Task to carry out. Whenever a line in the data below includes the string "right", copy it out.

Available records.
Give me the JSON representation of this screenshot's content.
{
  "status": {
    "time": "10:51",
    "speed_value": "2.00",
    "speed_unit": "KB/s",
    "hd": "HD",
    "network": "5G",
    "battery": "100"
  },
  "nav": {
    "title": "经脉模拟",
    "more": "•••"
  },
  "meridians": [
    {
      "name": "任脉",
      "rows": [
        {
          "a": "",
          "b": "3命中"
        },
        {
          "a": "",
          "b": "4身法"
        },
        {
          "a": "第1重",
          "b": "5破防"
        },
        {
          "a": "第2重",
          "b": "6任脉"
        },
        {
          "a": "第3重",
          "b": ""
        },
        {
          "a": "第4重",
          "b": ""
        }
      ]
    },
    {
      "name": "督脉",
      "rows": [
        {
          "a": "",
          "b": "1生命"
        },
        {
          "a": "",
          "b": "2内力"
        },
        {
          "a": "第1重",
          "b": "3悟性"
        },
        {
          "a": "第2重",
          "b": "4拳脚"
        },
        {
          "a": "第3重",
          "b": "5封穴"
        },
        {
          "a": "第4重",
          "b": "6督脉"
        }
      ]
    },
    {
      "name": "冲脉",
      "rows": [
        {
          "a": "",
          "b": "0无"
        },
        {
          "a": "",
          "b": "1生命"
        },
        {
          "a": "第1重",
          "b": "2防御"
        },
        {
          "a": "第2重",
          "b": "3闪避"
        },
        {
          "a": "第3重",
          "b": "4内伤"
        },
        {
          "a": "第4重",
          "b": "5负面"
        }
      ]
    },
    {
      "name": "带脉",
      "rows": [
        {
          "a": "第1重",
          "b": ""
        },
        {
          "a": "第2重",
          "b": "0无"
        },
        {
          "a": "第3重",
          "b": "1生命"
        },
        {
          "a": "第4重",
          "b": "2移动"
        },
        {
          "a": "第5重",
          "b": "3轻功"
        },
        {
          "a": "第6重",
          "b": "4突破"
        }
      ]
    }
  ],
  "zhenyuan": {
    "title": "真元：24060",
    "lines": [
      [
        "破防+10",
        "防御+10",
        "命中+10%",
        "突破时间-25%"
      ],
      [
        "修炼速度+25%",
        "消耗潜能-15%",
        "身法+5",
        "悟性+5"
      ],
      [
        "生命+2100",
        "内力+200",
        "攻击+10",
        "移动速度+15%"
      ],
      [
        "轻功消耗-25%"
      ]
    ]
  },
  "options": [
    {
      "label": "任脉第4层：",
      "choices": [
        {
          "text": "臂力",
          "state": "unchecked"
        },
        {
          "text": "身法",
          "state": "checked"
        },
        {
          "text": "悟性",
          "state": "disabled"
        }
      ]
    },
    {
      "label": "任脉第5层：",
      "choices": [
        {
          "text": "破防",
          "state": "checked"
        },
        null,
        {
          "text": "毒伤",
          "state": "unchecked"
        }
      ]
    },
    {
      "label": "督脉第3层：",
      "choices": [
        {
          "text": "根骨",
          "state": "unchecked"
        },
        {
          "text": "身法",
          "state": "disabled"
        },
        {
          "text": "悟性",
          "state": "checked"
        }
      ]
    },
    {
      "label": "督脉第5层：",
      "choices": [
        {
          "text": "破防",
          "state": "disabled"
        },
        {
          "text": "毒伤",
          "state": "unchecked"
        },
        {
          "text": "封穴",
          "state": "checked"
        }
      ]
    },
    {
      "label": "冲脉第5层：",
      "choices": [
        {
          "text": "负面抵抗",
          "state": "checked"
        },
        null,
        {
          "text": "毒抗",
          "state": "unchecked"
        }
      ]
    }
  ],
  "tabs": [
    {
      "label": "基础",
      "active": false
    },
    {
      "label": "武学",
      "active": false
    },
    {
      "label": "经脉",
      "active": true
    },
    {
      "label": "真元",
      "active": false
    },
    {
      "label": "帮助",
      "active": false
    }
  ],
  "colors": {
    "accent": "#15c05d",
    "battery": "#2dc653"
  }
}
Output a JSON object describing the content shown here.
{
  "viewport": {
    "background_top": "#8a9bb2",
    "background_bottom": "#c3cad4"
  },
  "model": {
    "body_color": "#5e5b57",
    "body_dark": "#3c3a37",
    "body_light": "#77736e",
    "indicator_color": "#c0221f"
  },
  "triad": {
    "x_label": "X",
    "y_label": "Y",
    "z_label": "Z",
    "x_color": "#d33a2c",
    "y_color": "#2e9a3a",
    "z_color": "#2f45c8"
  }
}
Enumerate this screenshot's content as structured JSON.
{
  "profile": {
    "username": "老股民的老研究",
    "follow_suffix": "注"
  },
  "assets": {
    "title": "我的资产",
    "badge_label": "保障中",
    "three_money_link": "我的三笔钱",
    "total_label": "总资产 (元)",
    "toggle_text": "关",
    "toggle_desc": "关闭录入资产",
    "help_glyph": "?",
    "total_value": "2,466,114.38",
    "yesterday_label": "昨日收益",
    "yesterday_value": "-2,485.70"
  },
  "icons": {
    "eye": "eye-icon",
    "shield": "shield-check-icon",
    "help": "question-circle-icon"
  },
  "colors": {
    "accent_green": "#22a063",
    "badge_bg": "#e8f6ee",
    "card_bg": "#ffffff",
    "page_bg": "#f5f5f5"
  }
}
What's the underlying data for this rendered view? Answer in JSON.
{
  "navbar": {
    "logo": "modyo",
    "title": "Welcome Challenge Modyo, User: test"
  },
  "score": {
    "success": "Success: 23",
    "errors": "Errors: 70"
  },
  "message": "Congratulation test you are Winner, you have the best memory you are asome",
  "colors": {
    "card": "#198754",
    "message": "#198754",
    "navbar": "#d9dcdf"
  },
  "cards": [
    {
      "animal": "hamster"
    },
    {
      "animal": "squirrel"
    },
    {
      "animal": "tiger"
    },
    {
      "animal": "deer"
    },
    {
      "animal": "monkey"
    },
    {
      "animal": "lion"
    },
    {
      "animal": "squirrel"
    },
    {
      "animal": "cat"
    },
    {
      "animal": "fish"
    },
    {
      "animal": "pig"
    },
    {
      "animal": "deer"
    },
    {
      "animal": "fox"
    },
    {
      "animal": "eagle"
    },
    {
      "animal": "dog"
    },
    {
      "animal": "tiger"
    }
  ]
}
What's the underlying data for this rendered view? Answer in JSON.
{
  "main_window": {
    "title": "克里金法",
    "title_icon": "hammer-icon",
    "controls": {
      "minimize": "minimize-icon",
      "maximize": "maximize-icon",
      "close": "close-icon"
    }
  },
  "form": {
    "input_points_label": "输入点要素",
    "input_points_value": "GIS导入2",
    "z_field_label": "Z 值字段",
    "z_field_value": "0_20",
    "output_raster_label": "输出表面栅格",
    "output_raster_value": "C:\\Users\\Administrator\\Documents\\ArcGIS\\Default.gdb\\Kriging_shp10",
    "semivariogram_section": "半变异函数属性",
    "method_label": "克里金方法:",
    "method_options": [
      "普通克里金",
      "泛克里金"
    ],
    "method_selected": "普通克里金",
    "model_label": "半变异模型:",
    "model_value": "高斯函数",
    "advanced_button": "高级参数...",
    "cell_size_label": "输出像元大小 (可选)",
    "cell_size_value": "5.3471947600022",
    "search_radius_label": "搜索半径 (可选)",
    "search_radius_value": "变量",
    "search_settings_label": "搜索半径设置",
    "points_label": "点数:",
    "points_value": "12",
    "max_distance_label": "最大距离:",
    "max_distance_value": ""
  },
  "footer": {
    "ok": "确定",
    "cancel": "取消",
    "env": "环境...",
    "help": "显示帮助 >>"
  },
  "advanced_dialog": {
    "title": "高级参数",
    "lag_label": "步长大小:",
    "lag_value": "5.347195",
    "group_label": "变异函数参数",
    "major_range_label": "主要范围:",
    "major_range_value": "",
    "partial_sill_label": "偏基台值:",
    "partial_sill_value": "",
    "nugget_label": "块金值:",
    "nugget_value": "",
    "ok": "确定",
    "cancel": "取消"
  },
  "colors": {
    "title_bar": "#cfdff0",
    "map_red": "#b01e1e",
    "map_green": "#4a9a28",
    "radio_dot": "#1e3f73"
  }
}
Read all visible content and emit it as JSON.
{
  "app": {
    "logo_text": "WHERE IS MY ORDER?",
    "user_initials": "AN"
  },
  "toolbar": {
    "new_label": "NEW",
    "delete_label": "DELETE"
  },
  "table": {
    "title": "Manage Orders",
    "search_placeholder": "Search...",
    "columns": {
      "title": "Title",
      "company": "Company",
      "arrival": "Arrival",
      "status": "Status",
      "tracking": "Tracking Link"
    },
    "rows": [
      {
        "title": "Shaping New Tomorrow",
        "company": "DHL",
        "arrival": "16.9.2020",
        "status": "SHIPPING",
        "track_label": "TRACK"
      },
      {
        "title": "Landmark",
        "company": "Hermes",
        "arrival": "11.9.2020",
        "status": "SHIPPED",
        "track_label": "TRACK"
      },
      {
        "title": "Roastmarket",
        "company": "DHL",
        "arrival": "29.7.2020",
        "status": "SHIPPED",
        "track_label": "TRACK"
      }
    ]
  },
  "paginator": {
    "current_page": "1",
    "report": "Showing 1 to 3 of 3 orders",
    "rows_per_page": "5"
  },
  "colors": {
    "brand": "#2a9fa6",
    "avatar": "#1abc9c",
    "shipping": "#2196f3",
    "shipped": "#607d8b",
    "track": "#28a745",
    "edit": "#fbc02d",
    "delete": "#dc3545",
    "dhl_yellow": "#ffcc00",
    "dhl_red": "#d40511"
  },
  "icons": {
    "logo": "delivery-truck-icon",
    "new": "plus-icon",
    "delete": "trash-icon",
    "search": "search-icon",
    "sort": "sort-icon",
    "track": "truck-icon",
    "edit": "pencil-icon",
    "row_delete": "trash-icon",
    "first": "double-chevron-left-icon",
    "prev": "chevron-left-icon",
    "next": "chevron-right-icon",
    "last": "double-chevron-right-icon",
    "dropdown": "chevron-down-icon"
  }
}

Answer space.
    "next": "chevron-right-icon",
    "last": "double-chevron-right-icon",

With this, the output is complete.